And the growth in the output from the economic machine comes from two different sources: from increased inputs of all resources (labour, man-made capital and "land", which includes natural resources), but also from the increased efficiency with which those resources are combined - otherwise known as improved "productivity" (output per unit of input).

So improved productivity means achieving more output of goods and services from an unchanged quantity of inputs. This increased production is achieved mainly by technological advance: the invention of better machines, the discovery of better ways to manage the production process (increased "know-how") and the exploitation of economies of scale, though increases in human capital (the skill of the workforce) also help.

It turns out that, over the decades, improved productivity is actually the main source of growth in GDP. Economists are mainly concerned with organising the economy in a way that creates the incentives for people to achieve greater efficiency in the use of all types of resources and thus improved productivity.

And though they usually don't realise it, the scientists aren't saying they have any objection to the pursuit of efficiency and improved productivity. Indeed, implicit in what they're saying is that they'd love to see us become more efficient in the use of natural resources if this allowed us to use fewer of them.

So the expertise economists contribute to society - their understanding of how to promote efficiency in the allocation of resources - wouldn't be under threat from moving to a "steady-state economy" in which the goal was no further growth in the throughput of natural resources.

Indeed, our move to such an economy couldn't be achieved without the expertise of economists.
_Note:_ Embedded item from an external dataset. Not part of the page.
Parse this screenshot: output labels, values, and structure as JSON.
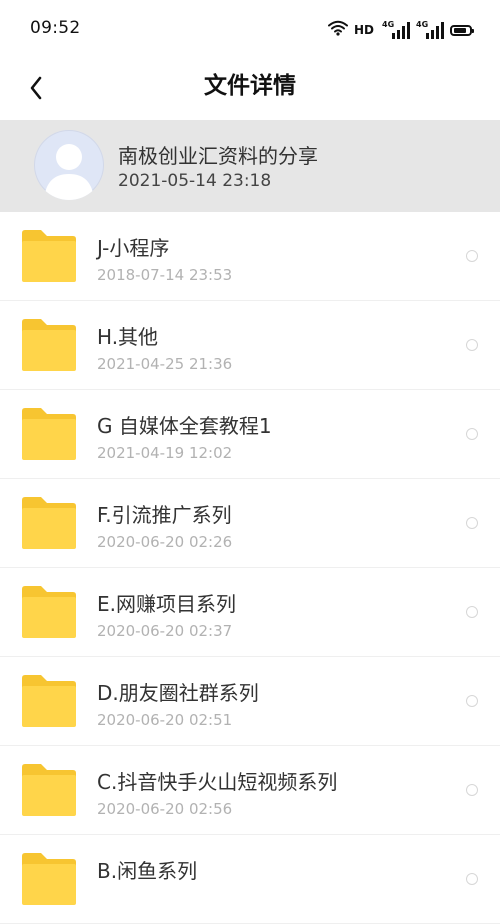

They understand how economies work and scientists don't.

Economists see what they do as helping people to "optimise under constraints", the main constraint being the scarcity of all resources. What the ecologists are calling for is simply the imposition on the economy of one specific constraint: no further increase in the throughput of natural resources. How would that be achieved? By using an "economic instrument" invented by economic rationalists, the cap-and-trade system. Just as an emissions trading scheme caps the amount of greenhouse gases allowed to be emitted, so you'd impose a cap on the use of natural resources.
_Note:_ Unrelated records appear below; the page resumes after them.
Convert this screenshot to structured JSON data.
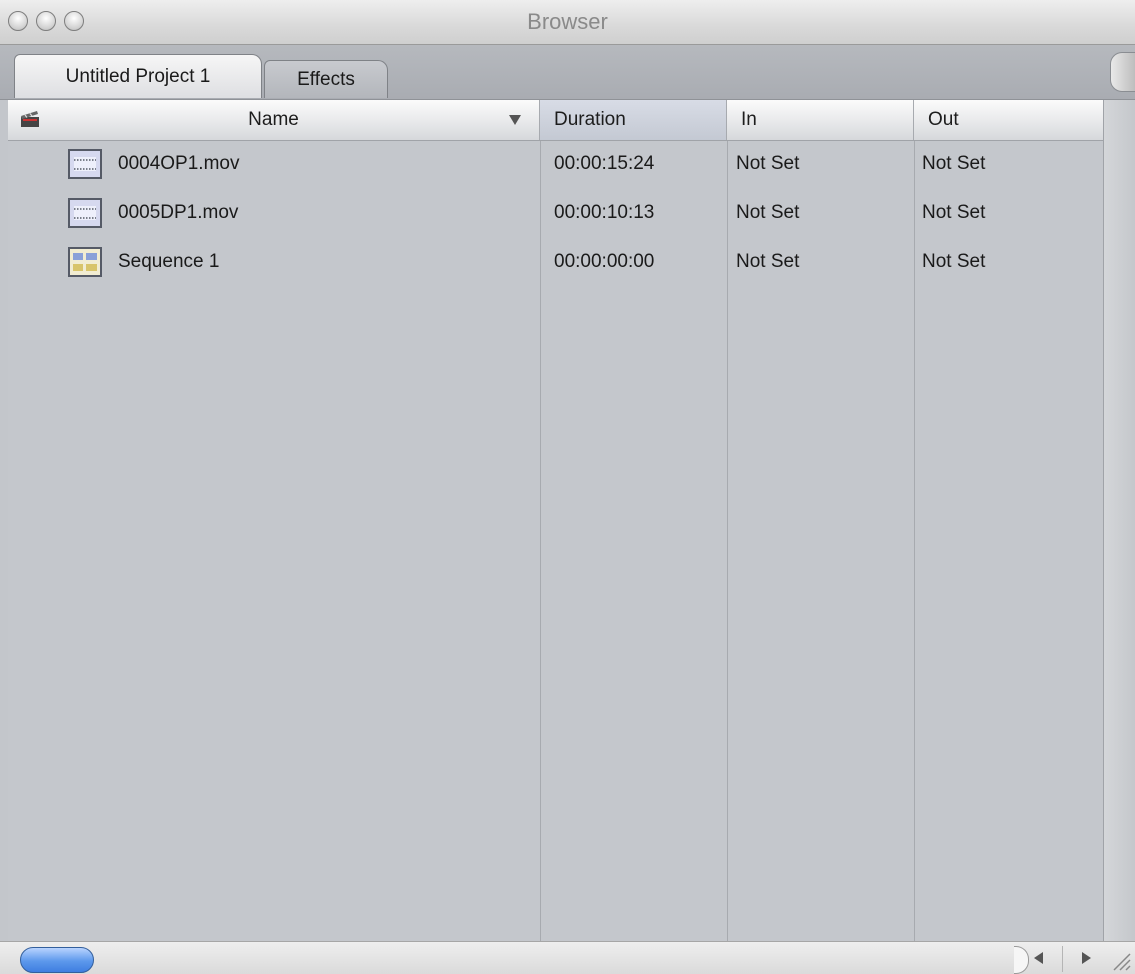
{
  "window": {
    "title": "Browser"
  },
  "tabs": [
    {
      "label": "Untitled Project 1",
      "active": true
    },
    {
      "label": "Effects",
      "active": false
    }
  ],
  "columns": {
    "name": "Name",
    "duration": "Duration",
    "in": "In",
    "out": "Out"
  },
  "rows": [
    {
      "icon": "clip-icon",
      "name": "0004OP1.mov",
      "duration": "00:00:15:24",
      "in": "Not Set",
      "out": "Not Set"
    },
    {
      "icon": "clip-icon",
      "name": "0005DP1.mov",
      "duration": "00:00:10:13",
      "in": "Not Set",
      "out": "Not Set"
    },
    {
      "icon": "sequence-icon",
      "name": "Sequence 1",
      "duration": "00:00:00:00",
      "in": "Not Set",
      "out": "Not Set"
    }
  ],
  "colors": {
    "scroll_thumb": "#5c98ec",
    "list_background": "#c4c7cc",
    "sorted_column": "#c4c9d3"
  }
}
Proceeds from auctioning permits to use natural resources would constitute "a great big new tax on everything", so you'd use those proceeds to finance cuts in other taxes, particularly those on income and consumption. You'd rejig the tax system so more revenue came from taxing environmental "bads" and less from taxing economic "goods".

You'd be significantly changing relative prices in the economy, so goods and services with a high natural-resources component became a lot dearer, whereas those with a low natural-resources component became a lot cheaper.

Market forces would adapt to the change in relative prices, achieving the cap in the use of natural resources with least disruption to the economy. The point of the cap is to stop market forces doing what they otherwise would: flowing the benefit of increased efficiency in the use of natural resources on to customers in the form of lower prices, which would then defeat the object of the exercise by encouraging greater demand for natural-resource-intensive goods and services.

Under the present constraints, market forces focus on economising in the use of the most expensive resource, labour (which is made more so by the high taxes on labour - income and consumption taxes). Often, this involves waste in the use of cheaper, natural resources because it's not economic to do more recycling and to repair rather than replace appliances.

The point is, even if you achieved an end to "growth" in the throughput of natural resources, you'd still be getting "growth" in real GDP arising from increased productivity in the use of all resources. The main difference is that the market's effort would go into raising the productivity of natural resources rather than the productivity of labour. Daly's way of trying to end the terminological confusion is to say that in a steady-state economy there'd be no "quantitative growth" but there'd still be "qualitative development".